They return back home where young past Muri was apparently left alone by herself making glitter art to greet her dad. Unfortunately, Dan is distressed and incapable of processing the trauma he just experienced. Later, Dan tells his wife Emmy everything about what he experienced and what future Muri was working on.
Emmy then deduces from Dan’s rambling that the first attack, which takes place in 2048, is the wrong year to look for signs of the whitespikes landing, something no one could ever figure out before. Lucky for Dan, one of his students in his biology class figures out the exact point of origin where the whitespikes arrive and it’s discovered that they have been under the ice in Russia for a thousand years. With this new information, the future seems hopeful again but of course, the American military refuses to listen which leaves only one viable option; Dan’s father, James.

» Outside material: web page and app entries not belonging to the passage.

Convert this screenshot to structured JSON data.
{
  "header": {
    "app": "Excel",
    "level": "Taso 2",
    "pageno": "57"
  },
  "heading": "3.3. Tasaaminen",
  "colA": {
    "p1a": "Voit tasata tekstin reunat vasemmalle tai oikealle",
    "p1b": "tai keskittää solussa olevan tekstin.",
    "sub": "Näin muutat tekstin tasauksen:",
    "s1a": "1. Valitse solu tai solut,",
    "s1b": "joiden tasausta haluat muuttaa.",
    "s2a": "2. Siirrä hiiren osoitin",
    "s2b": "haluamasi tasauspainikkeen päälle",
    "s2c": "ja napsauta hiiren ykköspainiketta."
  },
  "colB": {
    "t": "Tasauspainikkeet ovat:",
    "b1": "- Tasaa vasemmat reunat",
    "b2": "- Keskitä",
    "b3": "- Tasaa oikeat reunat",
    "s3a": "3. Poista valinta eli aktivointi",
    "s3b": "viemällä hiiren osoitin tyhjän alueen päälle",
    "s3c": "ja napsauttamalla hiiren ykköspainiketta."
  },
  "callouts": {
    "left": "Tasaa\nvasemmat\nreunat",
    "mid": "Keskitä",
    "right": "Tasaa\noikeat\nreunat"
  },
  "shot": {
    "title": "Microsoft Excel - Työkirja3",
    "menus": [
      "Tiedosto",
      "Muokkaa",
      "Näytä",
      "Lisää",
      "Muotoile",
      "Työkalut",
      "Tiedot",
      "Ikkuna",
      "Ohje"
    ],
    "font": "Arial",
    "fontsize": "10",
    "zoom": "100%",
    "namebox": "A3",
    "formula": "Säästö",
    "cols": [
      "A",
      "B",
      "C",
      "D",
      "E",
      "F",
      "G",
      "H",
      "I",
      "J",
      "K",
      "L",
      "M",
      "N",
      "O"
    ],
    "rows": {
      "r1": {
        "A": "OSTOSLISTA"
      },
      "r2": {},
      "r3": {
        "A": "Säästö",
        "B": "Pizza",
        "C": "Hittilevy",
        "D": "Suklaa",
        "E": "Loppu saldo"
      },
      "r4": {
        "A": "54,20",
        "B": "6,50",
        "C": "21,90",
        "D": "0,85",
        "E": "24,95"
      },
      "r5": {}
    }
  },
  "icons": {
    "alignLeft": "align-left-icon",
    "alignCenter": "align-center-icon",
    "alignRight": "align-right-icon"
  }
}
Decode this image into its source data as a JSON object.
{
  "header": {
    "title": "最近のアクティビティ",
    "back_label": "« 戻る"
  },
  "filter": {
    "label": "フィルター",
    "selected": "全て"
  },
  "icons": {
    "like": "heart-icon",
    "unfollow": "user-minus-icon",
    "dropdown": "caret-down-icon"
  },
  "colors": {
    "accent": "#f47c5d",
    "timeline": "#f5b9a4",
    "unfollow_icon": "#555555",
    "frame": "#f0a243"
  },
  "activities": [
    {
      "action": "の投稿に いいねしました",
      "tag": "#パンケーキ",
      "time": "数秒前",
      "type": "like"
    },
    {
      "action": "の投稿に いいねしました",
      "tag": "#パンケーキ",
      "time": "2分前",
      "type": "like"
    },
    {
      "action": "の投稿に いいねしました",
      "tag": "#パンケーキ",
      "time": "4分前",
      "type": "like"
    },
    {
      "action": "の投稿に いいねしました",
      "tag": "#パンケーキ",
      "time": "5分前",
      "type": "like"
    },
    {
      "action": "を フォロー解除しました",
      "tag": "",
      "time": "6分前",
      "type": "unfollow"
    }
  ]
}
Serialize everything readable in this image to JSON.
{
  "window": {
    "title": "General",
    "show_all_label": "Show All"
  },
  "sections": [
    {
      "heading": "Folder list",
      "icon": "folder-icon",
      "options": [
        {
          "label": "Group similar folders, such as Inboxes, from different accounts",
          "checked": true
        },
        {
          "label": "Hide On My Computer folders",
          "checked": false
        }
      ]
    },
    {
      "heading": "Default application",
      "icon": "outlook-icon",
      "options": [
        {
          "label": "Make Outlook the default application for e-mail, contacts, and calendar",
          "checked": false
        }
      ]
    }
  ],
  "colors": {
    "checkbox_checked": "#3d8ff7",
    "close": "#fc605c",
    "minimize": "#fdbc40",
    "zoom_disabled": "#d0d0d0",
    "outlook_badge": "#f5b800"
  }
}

With James’ help, along with some other members of the future military who happened to make plenty of toxin to kill the whitespikes, the group heads out on their mission through the snowy landscape since James apparently has a plane that can carry a dozen or so people and enough snowmobiles and equipment to get through the icy tundra. They then somehow, in some way, managed to find the exact location of the whitespikes frozen position and blow up the surrounding landscape where they immediately find their spaceship which has been buried in the ice for centuries.
Dan proceeds to give a motivating speech that includes your typical “we go in, chances are we don’t come out” line and continue inside the frozen spaceship. As all this going on, one can’t help but wonder just how a group of a dozen or so rag-tag individuals managed to find the crash site with such ease while brilliant minds across the globe through decades of research and time travel could not. Oxygen. Fishing net.
Inside the ship, it is revealed that the whitespikes appear to be cargo on a ship of some other intelligent species. Whether or not the intent of the intelligent species was to release the whitespikes and clear the earth of its inhabitants or this all just happened by circumstance after the ship crashed unintentionally on earth is unknown.
The crew fights bravely to destroy the last of the whitespikes but only Charlie, James, and Dan survive. James then tells Dan that the female escaped and one can’t help but wonder just how in the hell anyone got J.K. Simmons to agree to this. Must’ve been one hell of a payday.
The remaining three track the female and attempt to bring it down through relentless gunfire and one insane use of a snowmobile. What then transpires is a heartfelt moment between father and son gunfire as they unload round after round into the female. After an intense scuffle, Dan is able to finish off the female by getting her to swallow the toxin as he Leonidas kicks her off off a cliff where the female dies.
Later, the news is shown reporting the success and triumph over the whitespikes in the war where the same American military official who declined to help takes all the credit for the swift actions of Dan and the others.
With the future no longer in jeopardy, it’s clear that writer Zach Dean and director Chris McKay took the extra care to address the time-loop that transpires here between those that traveled from the future to help the past stop the future war and therefore they never would have gone back in time in the first place and… you know what? F*ck it. I don’t f*cking care. This movie is infuriatingly inaccurate and riddled with plot holes and nonsense that could have been better told by David Benioff and D.B. Weiss… okay, maybe not that bad but you get it.